- As a science fiction writer, I prefer spending my time writing. It is extremely rare when I have 2-3 free hours available period. When I do, I’d much rather spend those hours working on a new story than going to the latest sci-fi movie or watching a science fiction TV show.
- Economics. To go to a movie these days (assuming Kelly and I go together) costs about $20 for the movie. Throw in another $20 for popcorn, soda, a hot dog. Then there is another $30-45 for a babysitter. All told, that’s between $70-85 just to go a see a movie! It has to be something that really stirs my interest for me to spend that kind of money. (That’s between 7-8 Kindle books!)
The above items are generalities and there are exceptions to all of them, of course. Indeed, there have been sci-fi movies that I’ve really liked. Even a couple of TV shows. I’ll list some of the movies and shows that have made good impressions on me.
- Contact. I read Carl Sagan’s book when I discovered it would be made into a movie. I loved the book and was very excited to see the movie. I was not disappointed. While there were some significant changes (mostly to simplify things, I imagine), I thought the movie was great. It was well written, well acted, and not overloaded with explosions and special effects. Good score, too.
- Blade Runner. I recall seeing this a long time ago, before I’d ever heard of Philip K. Dick. I thought it was a great movie and I’m glad I saw it before I read the story upon which it was based.
- Back to the Future. Loved this movie and its sequels (although not quite as much as the original). This is an example of a sci-fi movie not based on previous material. I think those tend to be more successful with me, although as you can see, that is not always the case.
- “Inner Light,” an episode of Star Trek: The Next Generation, which is quite possibly the single greatest episode of science fiction television I have ever seen.
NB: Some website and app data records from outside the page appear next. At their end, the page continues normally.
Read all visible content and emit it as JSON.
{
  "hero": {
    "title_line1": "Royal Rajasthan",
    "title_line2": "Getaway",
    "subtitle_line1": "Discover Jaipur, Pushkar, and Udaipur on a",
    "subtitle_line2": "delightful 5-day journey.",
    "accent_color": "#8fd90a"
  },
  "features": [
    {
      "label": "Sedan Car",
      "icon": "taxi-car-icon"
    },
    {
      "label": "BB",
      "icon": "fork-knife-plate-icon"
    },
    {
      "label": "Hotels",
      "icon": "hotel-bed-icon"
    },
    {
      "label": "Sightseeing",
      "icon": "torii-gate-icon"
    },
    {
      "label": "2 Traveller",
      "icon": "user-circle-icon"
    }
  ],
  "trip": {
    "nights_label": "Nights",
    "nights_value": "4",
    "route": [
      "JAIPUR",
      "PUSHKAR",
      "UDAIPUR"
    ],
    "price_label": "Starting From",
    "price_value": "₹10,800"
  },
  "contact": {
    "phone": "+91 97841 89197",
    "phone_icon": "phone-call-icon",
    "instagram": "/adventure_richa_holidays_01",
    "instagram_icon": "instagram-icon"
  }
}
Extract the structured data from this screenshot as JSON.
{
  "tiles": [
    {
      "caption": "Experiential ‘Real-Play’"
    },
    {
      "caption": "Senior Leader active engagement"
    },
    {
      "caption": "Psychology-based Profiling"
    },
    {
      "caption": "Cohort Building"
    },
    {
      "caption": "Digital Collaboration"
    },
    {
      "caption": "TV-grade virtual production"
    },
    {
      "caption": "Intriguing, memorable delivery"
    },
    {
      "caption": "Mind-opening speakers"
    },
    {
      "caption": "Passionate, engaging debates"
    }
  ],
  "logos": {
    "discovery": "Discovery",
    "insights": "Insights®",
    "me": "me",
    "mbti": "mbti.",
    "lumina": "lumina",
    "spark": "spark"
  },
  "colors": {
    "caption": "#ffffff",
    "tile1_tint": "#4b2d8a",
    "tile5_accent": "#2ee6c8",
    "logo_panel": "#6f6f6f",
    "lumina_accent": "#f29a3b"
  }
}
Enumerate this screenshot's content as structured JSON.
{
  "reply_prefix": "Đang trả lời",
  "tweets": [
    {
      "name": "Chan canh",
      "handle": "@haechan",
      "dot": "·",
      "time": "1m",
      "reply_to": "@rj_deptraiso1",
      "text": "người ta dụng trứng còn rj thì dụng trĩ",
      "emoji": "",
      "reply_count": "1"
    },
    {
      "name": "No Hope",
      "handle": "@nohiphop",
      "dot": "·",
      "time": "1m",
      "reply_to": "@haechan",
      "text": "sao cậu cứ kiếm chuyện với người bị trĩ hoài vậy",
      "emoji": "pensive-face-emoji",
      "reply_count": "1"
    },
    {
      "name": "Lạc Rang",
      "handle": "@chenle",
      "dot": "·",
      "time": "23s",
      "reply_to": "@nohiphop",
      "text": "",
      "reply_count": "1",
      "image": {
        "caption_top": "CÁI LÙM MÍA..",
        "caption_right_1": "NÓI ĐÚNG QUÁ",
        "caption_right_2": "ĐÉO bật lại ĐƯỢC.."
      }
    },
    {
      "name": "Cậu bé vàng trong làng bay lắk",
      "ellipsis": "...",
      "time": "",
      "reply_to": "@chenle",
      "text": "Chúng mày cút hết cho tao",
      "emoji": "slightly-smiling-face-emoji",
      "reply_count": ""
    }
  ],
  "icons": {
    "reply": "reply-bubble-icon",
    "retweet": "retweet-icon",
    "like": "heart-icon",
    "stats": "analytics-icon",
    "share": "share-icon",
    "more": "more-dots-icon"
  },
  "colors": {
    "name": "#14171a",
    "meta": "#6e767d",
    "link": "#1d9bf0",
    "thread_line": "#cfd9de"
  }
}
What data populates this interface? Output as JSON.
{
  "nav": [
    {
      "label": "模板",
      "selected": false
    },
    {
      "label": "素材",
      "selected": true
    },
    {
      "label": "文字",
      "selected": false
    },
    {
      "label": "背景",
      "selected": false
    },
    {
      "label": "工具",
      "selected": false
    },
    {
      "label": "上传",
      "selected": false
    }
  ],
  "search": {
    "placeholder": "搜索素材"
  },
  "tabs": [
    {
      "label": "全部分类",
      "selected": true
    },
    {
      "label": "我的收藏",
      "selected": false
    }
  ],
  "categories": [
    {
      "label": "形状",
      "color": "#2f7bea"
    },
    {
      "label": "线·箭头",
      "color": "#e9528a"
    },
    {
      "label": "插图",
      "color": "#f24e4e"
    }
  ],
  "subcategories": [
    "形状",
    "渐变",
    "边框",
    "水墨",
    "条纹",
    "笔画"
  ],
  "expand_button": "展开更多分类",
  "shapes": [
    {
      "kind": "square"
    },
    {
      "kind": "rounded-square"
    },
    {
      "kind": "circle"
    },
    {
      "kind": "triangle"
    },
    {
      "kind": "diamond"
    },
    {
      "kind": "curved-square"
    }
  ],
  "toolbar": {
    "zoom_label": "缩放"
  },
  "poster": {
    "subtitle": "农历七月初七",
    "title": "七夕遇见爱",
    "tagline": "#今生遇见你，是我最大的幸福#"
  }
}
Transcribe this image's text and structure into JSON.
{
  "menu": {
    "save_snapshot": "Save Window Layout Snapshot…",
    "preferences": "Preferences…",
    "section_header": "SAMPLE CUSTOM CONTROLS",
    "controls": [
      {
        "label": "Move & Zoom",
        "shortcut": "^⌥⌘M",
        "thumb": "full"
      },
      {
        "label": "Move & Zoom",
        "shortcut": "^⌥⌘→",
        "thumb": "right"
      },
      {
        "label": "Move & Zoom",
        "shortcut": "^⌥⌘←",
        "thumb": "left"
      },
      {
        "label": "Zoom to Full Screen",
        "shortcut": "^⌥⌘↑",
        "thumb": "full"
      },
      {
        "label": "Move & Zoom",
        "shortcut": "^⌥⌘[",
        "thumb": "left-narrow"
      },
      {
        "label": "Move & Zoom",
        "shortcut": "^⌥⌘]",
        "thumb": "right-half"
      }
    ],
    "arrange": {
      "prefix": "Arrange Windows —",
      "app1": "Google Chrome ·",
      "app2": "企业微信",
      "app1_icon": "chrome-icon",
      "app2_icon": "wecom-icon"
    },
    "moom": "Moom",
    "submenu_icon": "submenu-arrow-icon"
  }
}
I can watch it again and again and be constantly amazed by it.
- The Lord of the Rings movies. Not technically sci-fi, but I’ll bring fantasy into sci-fi movie’s embrace to simplify things here. Sure, there was stuff that changed from the books, but the movies were magnificent and I can watch them once a year with pleasure.
- Battlestar Galactica, the reboot. Very well done sci-fi series that I enjoyed with the exception of the completely lame “ancient astronaut” ending. A bitter disappointment to an otherwise outstanding series.
For those wondering why I don’t list anything recent, I haven’t seen anything recent. (See my list of reasons above.)
I’m sure there will be all kinds of objections to this. But the fact is that we all appreciate different art forms in different ways. I prefer the written word over motion pictures. Some people prefer graphic novels to the written word. It is a matter of taste, and while I may joke and tease my other science fiction friends (and even my non-SF friends) about the movies they rave about, in truth, I begrudge no one their tastes. I have no real objection to sci-fi movies for the masses. I imagine it even does some good, raising the awareness of science fiction outside our somewhat insular genre. But it’s just not for me, that’s all.
Having said that, there would be some movies that I’d probably be tempted to see if they ever see the light of day. Two that come right to mind are Joe Haldeman’s The Forever War and Isaac Asimov’s Foundation. I’d probably go see both, knowing that I would likely be disappointed. But those are stories that I know and love so well that it would be almost unthinkable not to see them, even if only to prove to myself how badly a story can be mangled.
Of course, I would love to be proven wrong in both cases.